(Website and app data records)
________________________
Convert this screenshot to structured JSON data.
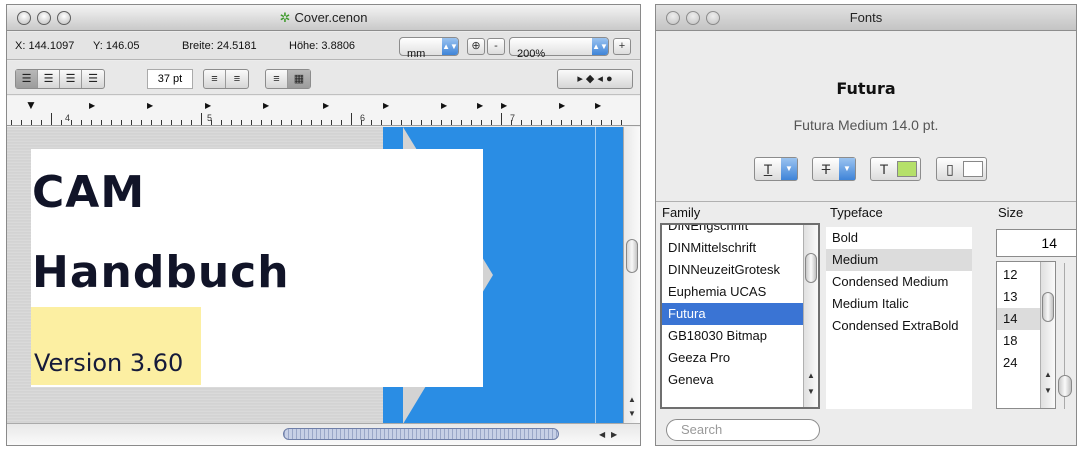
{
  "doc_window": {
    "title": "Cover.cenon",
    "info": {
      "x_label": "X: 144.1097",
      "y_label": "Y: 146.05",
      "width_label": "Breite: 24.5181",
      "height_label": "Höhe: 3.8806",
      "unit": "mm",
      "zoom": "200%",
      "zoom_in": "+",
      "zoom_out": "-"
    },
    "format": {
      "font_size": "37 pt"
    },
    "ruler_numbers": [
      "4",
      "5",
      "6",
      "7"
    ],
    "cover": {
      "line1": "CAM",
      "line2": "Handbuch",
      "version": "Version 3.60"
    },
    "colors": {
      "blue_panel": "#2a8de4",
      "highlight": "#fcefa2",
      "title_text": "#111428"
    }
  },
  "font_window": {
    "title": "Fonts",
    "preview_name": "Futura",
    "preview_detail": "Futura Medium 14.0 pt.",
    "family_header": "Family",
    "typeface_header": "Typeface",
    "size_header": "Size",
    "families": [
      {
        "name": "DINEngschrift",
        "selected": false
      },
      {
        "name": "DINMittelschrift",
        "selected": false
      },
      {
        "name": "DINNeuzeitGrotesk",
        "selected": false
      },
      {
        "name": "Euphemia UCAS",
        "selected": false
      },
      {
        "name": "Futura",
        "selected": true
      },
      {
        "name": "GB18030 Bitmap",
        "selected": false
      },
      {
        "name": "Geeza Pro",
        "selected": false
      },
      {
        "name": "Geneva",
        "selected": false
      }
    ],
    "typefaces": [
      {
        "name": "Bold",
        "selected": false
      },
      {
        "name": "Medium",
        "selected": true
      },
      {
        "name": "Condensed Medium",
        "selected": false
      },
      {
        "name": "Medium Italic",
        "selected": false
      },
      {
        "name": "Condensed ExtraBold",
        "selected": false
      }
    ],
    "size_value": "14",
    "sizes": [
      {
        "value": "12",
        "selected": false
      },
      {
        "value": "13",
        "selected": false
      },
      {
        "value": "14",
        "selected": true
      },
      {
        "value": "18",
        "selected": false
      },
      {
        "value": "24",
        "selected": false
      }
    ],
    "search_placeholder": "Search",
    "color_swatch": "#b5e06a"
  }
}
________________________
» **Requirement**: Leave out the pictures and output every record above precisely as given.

» **Solution to this exercise**:
Convert this screenshot to structured JSON data.
{
  "doc_window": {
    "title": "Cover.cenon",
    "info": {
      "x_label": "X: 144.1097",
      "y_label": "Y: 146.05",
      "width_label": "Breite: 24.5181",
      "height_label": "Höhe: 3.8806",
      "unit": "mm",
      "zoom": "200%",
      "zoom_in": "+",
      "zoom_out": "-"
    },
    "format": {
      "font_size": "37 pt"
    },
    "ruler_numbers": [
      "4",
      "5",
      "6",
      "7"
    ],
    "cover": {
      "line1": "CAM",
      "line2": "Handbuch",
      "version": "Version 3.60"
    },
    "colors": {
      "blue_panel": "#2a8de4",
      "highlight": "#fcefa2",
      "title_text": "#111428"
    }
  },
  "font_window": {
    "title": "Fonts",
    "preview_name": "Futura",
    "preview_detail": "Futura Medium 14.0 pt.",
    "family_header": "Family",
    "typeface_header": "Typeface",
    "size_header": "Size",
    "families": [
      {
        "name": "DINEngschrift",
        "selected": false
      },
      {
        "name": "DINMittelschrift",
        "selected": false
      },
      {
        "name": "DINNeuzeitGrotesk",
        "selected": false
      },
      {
        "name": "Euphemia UCAS",
        "selected": false
      },
      {
        "name": "Futura",
        "selected": true
      },
      {
        "name": "GB18030 Bitmap",
        "selected": false
      },
      {
        "name": "Geeza Pro",
        "selected": false
      },
      {
        "name": "Geneva",
        "selected": false
      }
    ],
    "typefaces": [
      {
        "name": "Bold",
        "selected": false
      },
      {
        "name": "Medium",
        "selected": true
      },
      {
        "name": "Condensed Medium",
        "selected": false
      },
      {
        "name": "Medium Italic",
        "selected": false
      },
      {
        "name": "Condensed ExtraBold",
        "selected": false
      }
    ],
    "size_value": "14",
    "sizes": [
      {
        "value": "12",
        "selected": false
      },
      {
        "value": "13",
        "selected": false
      },
      {
        "value": "14",
        "selected": true
      },
      {
        "value": "18",
        "selected": false
      },
      {
        "value": "24",
        "selected": false
      }
    ],
    "search_placeholder": "Search",
    "color_swatch": "#b5e06a"
  }
}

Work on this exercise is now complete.